*** Opening Task inputs ***
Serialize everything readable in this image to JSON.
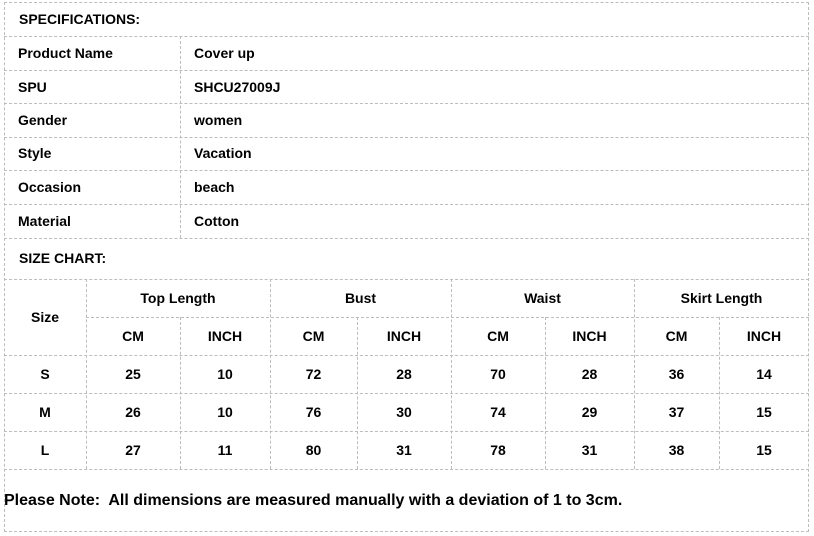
{
  "specifications": {
    "heading": "SPECIFICATIONS:",
    "rows": [
      {
        "label": "Product  Name",
        "value": "Cover up"
      },
      {
        "label": "SPU",
        "value": "SHCU27009J"
      },
      {
        "label": "Gender",
        "value": "women"
      },
      {
        "label": "Style",
        "value": "Vacation"
      },
      {
        "label": "Occasion",
        "value": "beach"
      },
      {
        "label": "Material",
        "value": "Cotton"
      }
    ]
  },
  "size_chart": {
    "heading": "SIZE CHART:",
    "size_header": "Size",
    "groups": [
      "Top Length",
      "Bust",
      "Waist",
      "Skirt Length"
    ],
    "units": [
      "CM",
      "INCH",
      "CM",
      "INCH",
      "CM",
      "INCH",
      "CM",
      "INCH"
    ],
    "rows": [
      {
        "size": "S",
        "values": [
          "25",
          "10",
          "72",
          "28",
          "70",
          "28",
          "36",
          "14"
        ]
      },
      {
        "size": "M",
        "values": [
          "26",
          "10",
          "76",
          "30",
          "74",
          "29",
          "37",
          "15"
        ]
      },
      {
        "size": "L",
        "values": [
          "27",
          "11",
          "80",
          "31",
          "78",
          "31",
          "38",
          "15"
        ]
      }
    ]
  },
  "note": "Please Note:  All dimensions are measured manually with a deviation of 1 to 3cm."
}
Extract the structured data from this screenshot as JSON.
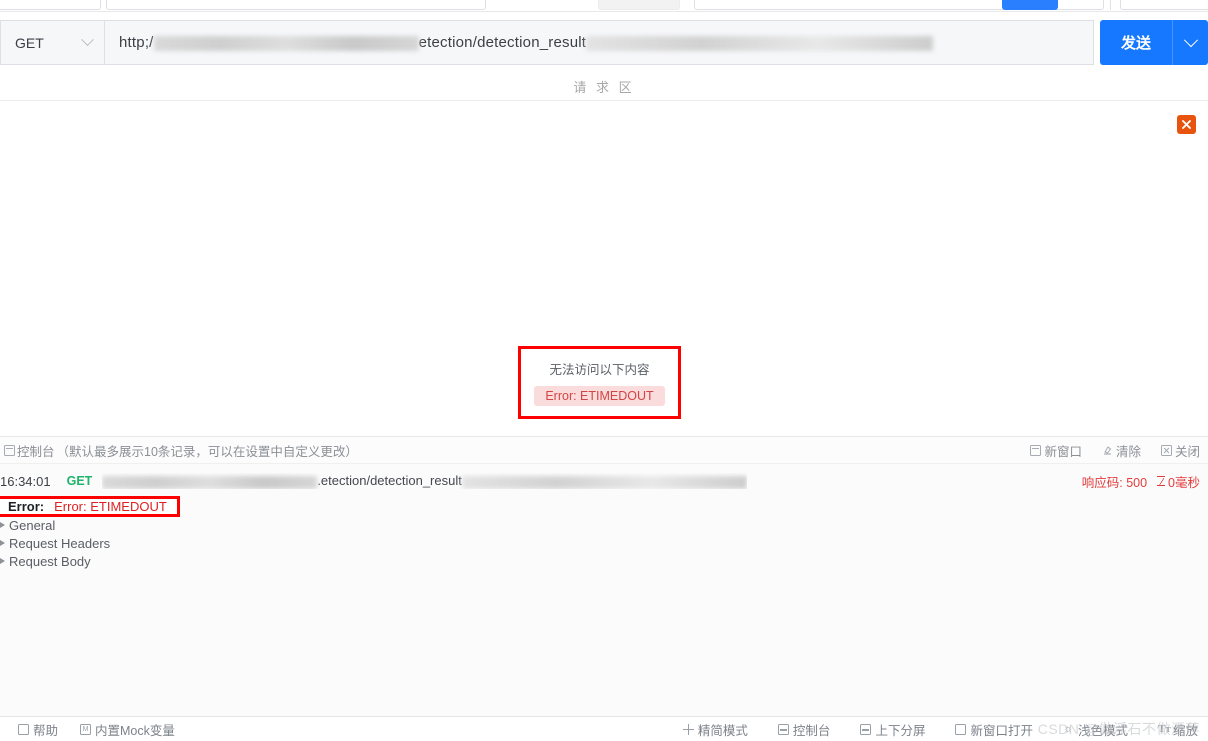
{
  "request": {
    "method": "GET",
    "url_visible_prefix": "http;/",
    "url_visible_middle": "etection/detection_result",
    "send_label": "发送",
    "area_label": "请 求 区"
  },
  "response": {
    "error_title": "无法访问以下内容",
    "error_badge": "Error: ETIMEDOUT",
    "close_icon": "close-icon"
  },
  "console": {
    "title": "控制台",
    "hint": "（默认最多展示10条记录，可以在设置中自定义更改）",
    "actions": [
      {
        "label": "新窗口",
        "icon": "new-window-icon"
      },
      {
        "label": "清除",
        "icon": "clear-icon"
      },
      {
        "label": "关闭",
        "icon": "close-icon"
      }
    ],
    "log": {
      "time": "16:34:01",
      "method": "GET",
      "url_visible": ".etection/detection_result",
      "status_label": "响应码:",
      "status_code": "500",
      "duration": "0毫秒"
    },
    "error_row": {
      "label": "Error:",
      "value": "Error: ETIMEDOUT"
    },
    "tree": [
      {
        "label": "General"
      },
      {
        "label": "Request Headers"
      },
      {
        "label": "Request Body"
      }
    ]
  },
  "bottom_bar": {
    "left": [
      {
        "label": "帮助",
        "icon": "help-icon"
      },
      {
        "label": "内置Mock变量",
        "icon": "mock-icon"
      }
    ],
    "right": [
      {
        "label": "精简模式",
        "icon": "compact-mode-icon"
      },
      {
        "label": "控制台",
        "icon": "console-icon"
      },
      {
        "label": "上下分屏",
        "icon": "split-screen-icon"
      },
      {
        "label": "新窗口打开",
        "icon": "new-window-icon"
      },
      {
        "label": "浅色模式",
        "icon": "sun-icon"
      },
      {
        "label": "缩放",
        "icon": "text-size-icon"
      }
    ]
  },
  "watermark": {
    "text": "CSDN @做浮石不做漂萍"
  }
}
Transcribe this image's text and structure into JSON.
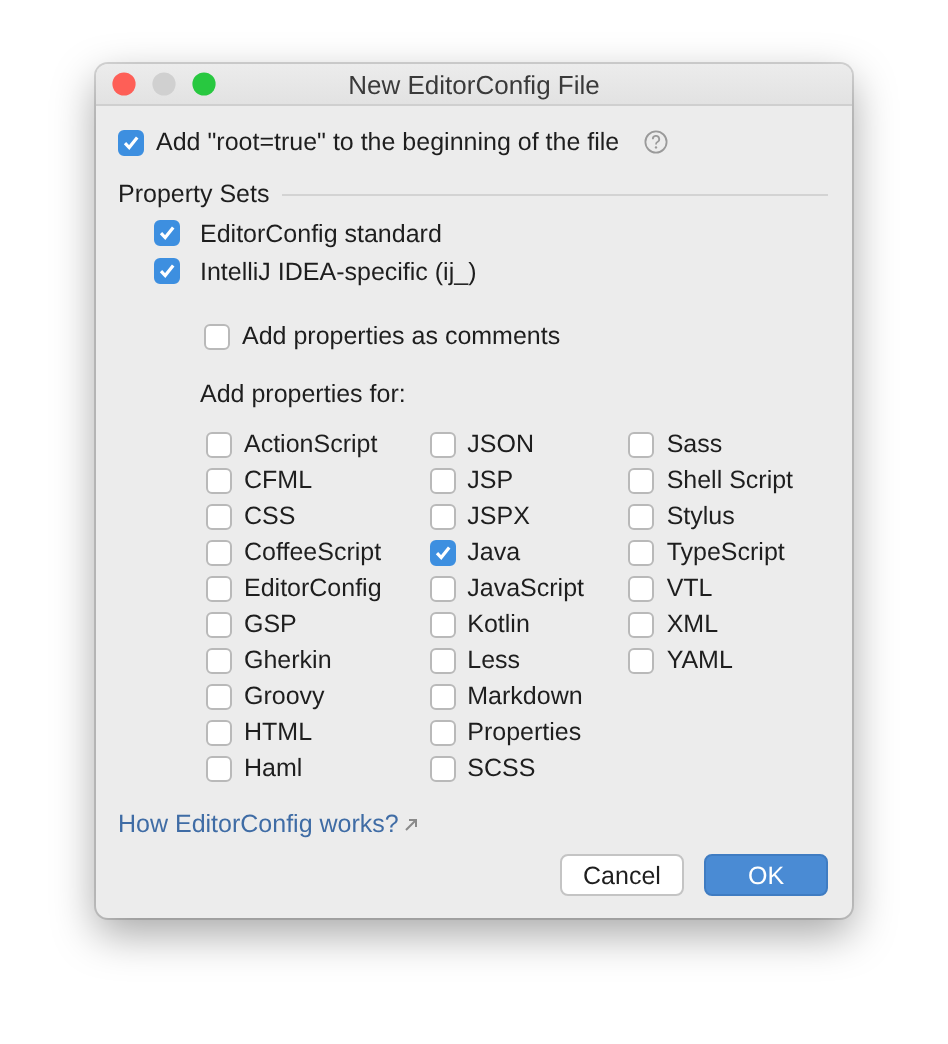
{
  "window": {
    "title": "New EditorConfig File"
  },
  "root_option": {
    "label": "Add \"root=true\" to the beginning of the file",
    "checked": true
  },
  "property_sets": {
    "title": "Property Sets",
    "options": [
      {
        "label": "EditorConfig standard",
        "checked": true
      },
      {
        "label": "IntelliJ IDEA-specific (ij_)",
        "checked": true
      }
    ],
    "comments_option": {
      "label": "Add properties as comments",
      "checked": false
    }
  },
  "add_properties": {
    "title": "Add properties for:",
    "columns": [
      [
        {
          "label": "ActionScript",
          "checked": false
        },
        {
          "label": "CFML",
          "checked": false
        },
        {
          "label": "CSS",
          "checked": false
        },
        {
          "label": "CoffeeScript",
          "checked": false
        },
        {
          "label": "EditorConfig",
          "checked": false
        },
        {
          "label": "GSP",
          "checked": false
        },
        {
          "label": "Gherkin",
          "checked": false
        },
        {
          "label": "Groovy",
          "checked": false
        },
        {
          "label": "HTML",
          "checked": false
        },
        {
          "label": "Haml",
          "checked": false
        }
      ],
      [
        {
          "label": "JSON",
          "checked": false
        },
        {
          "label": "JSP",
          "checked": false
        },
        {
          "label": "JSPX",
          "checked": false
        },
        {
          "label": "Java",
          "checked": true
        },
        {
          "label": "JavaScript",
          "checked": false
        },
        {
          "label": "Kotlin",
          "checked": false
        },
        {
          "label": "Less",
          "checked": false
        },
        {
          "label": "Markdown",
          "checked": false
        },
        {
          "label": "Properties",
          "checked": false
        },
        {
          "label": "SCSS",
          "checked": false
        }
      ],
      [
        {
          "label": "Sass",
          "checked": false
        },
        {
          "label": "Shell Script",
          "checked": false
        },
        {
          "label": "Stylus",
          "checked": false
        },
        {
          "label": "TypeScript",
          "checked": false
        },
        {
          "label": "VTL",
          "checked": false
        },
        {
          "label": "XML",
          "checked": false
        },
        {
          "label": "YAML",
          "checked": false
        }
      ]
    ]
  },
  "help_link": "How EditorConfig works?",
  "buttons": [
    {
      "label": "Cancel",
      "kind": "secondary"
    },
    {
      "label": "OK",
      "kind": "primary"
    }
  ]
}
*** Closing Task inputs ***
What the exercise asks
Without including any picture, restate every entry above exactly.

Reply
Serialize everything readable in this image to JSON.
{
  "specifications": {
    "heading": "SPECIFICATIONS:",
    "rows": [
      {
        "label": "Product  Name",
        "value": "Cover up"
      },
      {
        "label": "SPU",
        "value": "SHCU27009J"
      },
      {
        "label": "Gender",
        "value": "women"
      },
      {
        "label": "Style",
        "value": "Vacation"
      },
      {
        "label": "Occasion",
        "value": "beach"
      },
      {
        "label": "Material",
        "value": "Cotton"
      }
    ]
  },
  "size_chart": {
    "heading": "SIZE CHART:",
    "size_header": "Size",
    "groups": [
      "Top Length",
      "Bust",
      "Waist",
      "Skirt Length"
    ],
    "units": [
      "CM",
      "INCH",
      "CM",
      "INCH",
      "CM",
      "INCH",
      "CM",
      "INCH"
    ],
    "rows": [
      {
        "size": "S",
        "values": [
          "25",
          "10",
          "72",
          "28",
          "70",
          "28",
          "36",
          "14"
        ]
      },
      {
        "size": "M",
        "values": [
          "26",
          "10",
          "76",
          "30",
          "74",
          "29",
          "37",
          "15"
        ]
      },
      {
        "size": "L",
        "values": [
          "27",
          "11",
          "80",
          "31",
          "78",
          "31",
          "38",
          "15"
        ]
      }
    ]
  },
  "note": "Please Note:  All dimensions are measured manually with a deviation of 1 to 3cm."
}
Extract the structured data from this screenshot as JSON.
{
  "request": {
    "method": "GET",
    "url_visible_prefix": "http;/",
    "url_visible_middle": "etection/detection_result",
    "send_label": "发送",
    "area_label": "请 求 区"
  },
  "response": {
    "error_title": "无法访问以下内容",
    "error_badge": "Error: ETIMEDOUT",
    "close_icon": "close-icon"
  },
  "console": {
    "title": "控制台",
    "hint": "（默认最多展示10条记录，可以在设置中自定义更改）",
    "actions": [
      {
        "label": "新窗口",
        "icon": "new-window-icon"
      },
      {
        "label": "清除",
        "icon": "clear-icon"
      },
      {
        "label": "关闭",
        "icon": "close-icon"
      }
    ],
    "log": {
      "time": "16:34:01",
      "method": "GET",
      "url_visible": ".etection/detection_result",
      "status_label": "响应码:",
      "status_code": "500",
      "duration": "0毫秒"
    },
    "error_row": {
      "label": "Error:",
      "value": "Error: ETIMEDOUT"
    },
    "tree": [
      {
        "label": "General"
      },
      {
        "label": "Request Headers"
      },
      {
        "label": "Request Body"
      }
    ]
  },
  "bottom_bar": {
    "left": [
      {
        "label": "帮助",
        "icon": "help-icon"
      },
      {
        "label": "内置Mock变量",
        "icon": "mock-icon"
      }
    ],
    "right": [
      {
        "label": "精简模式",
        "icon": "compact-mode-icon"
      },
      {
        "label": "控制台",
        "icon": "console-icon"
      },
      {
        "label": "上下分屏",
        "icon": "split-screen-icon"
      },
      {
        "label": "新窗口打开",
        "icon": "new-window-icon"
      },
      {
        "label": "浅色模式",
        "icon": "sun-icon"
      },
      {
        "label": "缩放",
        "icon": "text-size-icon"
      }
    ]
  },
  "watermark": {
    "text": "CSDN @做浮石不做漂萍"
  }
}
Transcribe this image's text and structure into JSON.
{
  "window": {
    "title": "New EditorConfig File"
  },
  "root_option": {
    "label": "Add \"root=true\" to the beginning of the file",
    "checked": true
  },
  "property_sets": {
    "title": "Property Sets",
    "options": [
      {
        "label": "EditorConfig standard",
        "checked": true
      },
      {
        "label": "IntelliJ IDEA-specific (ij_)",
        "checked": true
      }
    ],
    "comments_option": {
      "label": "Add properties as comments",
      "checked": false
    }
  },
  "add_properties": {
    "title": "Add properties for:",
    "columns": [
      [
        {
          "label": "ActionScript",
          "checked": false
        },
        {
          "label": "CFML",
          "checked": false
        },
        {
          "label": "CSS",
          "checked": false
        },
        {
          "label": "CoffeeScript",
          "checked": false
        },
        {
          "label": "EditorConfig",
          "checked": false
        },
        {
          "label": "GSP",
          "checked": false
        },
        {
          "label": "Gherkin",
          "checked": false
        },
        {
          "label": "Groovy",
          "checked": false
        },
        {
          "label": "HTML",
          "checked": false
        },
        {
          "label": "Haml",
          "checked": false
        }
      ],
      [
        {
          "label": "JSON",
          "checked": false
        },
        {
          "label": "JSP",
          "checked": false
        },
        {
          "label": "JSPX",
          "checked": false
        },
        {
          "label": "Java",
          "checked": true
        },
        {
          "label": "JavaScript",
          "checked": false
        },
        {
          "label": "Kotlin",
          "checked": false
        },
        {
          "label": "Less",
          "checked": false
        },
        {
          "label": "Markdown",
          "checked": false
        },
        {
          "label": "Properties",
          "checked": false
        },
        {
          "label": "SCSS",
          "checked": false
        }
      ],
      [
        {
          "label": "Sass",
          "checked": false
        },
        {
          "label": "Shell Script",
          "checked": false
        },
        {
          "label": "Stylus",
          "checked": false
        },
        {
          "label": "TypeScript",
          "checked": false
        },
        {
          "label": "VTL",
          "checked": false
        },
        {
          "label": "XML",
          "checked": false
        },
        {
          "label": "YAML",
          "checked": false
        }
      ]
    ]
  },
  "help_link": "How EditorConfig works?",
  "buttons": [
    {
      "label": "Cancel",
      "kind": "secondary"
    },
    {
      "label": "OK",
      "kind": "primary"
    }
  ]
}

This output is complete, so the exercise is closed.